Technology Addresses Labor Challenges Facing Retail  


Retail and Hospitality industries continue to be understaffed, despite expiry of many federal and state government support programs to which many attributed labor shortages throughout the pandemic. 

Retailers coping with front-line staff shortages, are left wondering whether labor markets will bounce-back or will the problem persist, impacting their long-term operations.

Figure 1: Leger poll shows labor shortages impacting quality of service in retail and hospitality.

To get ahead of the problem, leading retailers are investing in process automation, digital tasking and self-service solutions to increase operational efficiencies and deal with labor shortages impacting their industries. 

Based on research from IHL Group, grocery retailers who often operate at an average of 1-1.5% margin (the slimmest margins of all retail segments), are heavily investing in robotics, mobile devices, RFID and computervision. Technologies that automate check-out process, reduce out-of-stock occurrences and optimize margins fordigital orders (where grocery retailers are often losing 3-8 points of margin per order), are of highest priority.

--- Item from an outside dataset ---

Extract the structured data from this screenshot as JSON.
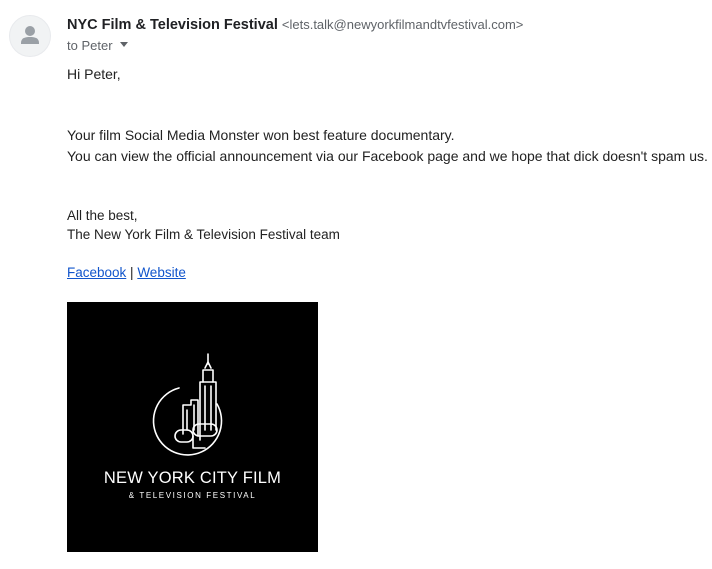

According to Vispera, AI-powered computer vision out-of-stock and planogram compliance provider, retailers can spend more than 60 hours per week on inventory and planogram compliance tasks and often lose up to $800 per store per week on time spent addressing out of stock issues. 

A visual computing-based solution using HP Intelligent Edge and Vispera sensors can provide instantaneous out-of-stock alerts, significantly reducing retailers’ labor requirements. As inventory accuracy improves, retailers also see reduction in errors and out-of-stock revenue loss on orders fulfilled through third-party delivery vendors such as Instacart, Wolt and Deliveroo.

To increase efficiency of store staff, retailers are transitioning time-consuming paper-based tasks to streamlined digital workflows. Moving from paper-based processes to mobile devices and digital forms also reduces errors, contributing to overall process efficiency. HP’s 2021 Customer Engagement Technology Study, conducted in partnership with Incisiv, found that by 2024, 64% of retailers plan to have deployed company-owned devices across all their locations. These mobile devices are expected to assist with 73% of all store tasks, which traditionally involved paper-based or manual processes. Convertible terminals, or specialized tablets that combine the functionality of a traditional point of sale system with the agility of a mobile device, are also increasingly popular.

Figure 2: Grocery retailers turn to mobile devices, like HP Engage Go, to increase productivity

To address increasing labor costs across Europe and North America, retailers are investing in self-service technology for check-out, product information and in-store wayfinding. With self-checkout market growing at 25% year-on-year according to 2021 RBR Report, retailers are deploying self-checkout technologies at unprecedented rate. 

According to UK ePOS provider WonerLane, UK grocers that were already looking to convert traditional point-of-sale (POS) to self-checkout points, further accelerated their deployment plans through the pandemic. Shoppers too embrace the new self-checkout options, with 40-60% of store transaction volume diverting to self-checkout tills. 

HP’s 2021 Customer Engagement Technology Study also confirmed that self-checkout technology is a top investment priority for retailers globally. The study highlighted that 47% of retailers believe that by 2024 self-service will be the ideal in-store check-out experience, while install base of self-service kiosks is expected to top 70% year-on-year growth over the next 24 months. When properly deployed, self-checkout solutions not only help optimize in-store labor allocation, but rather empower consumers to take control of their own shopping journey.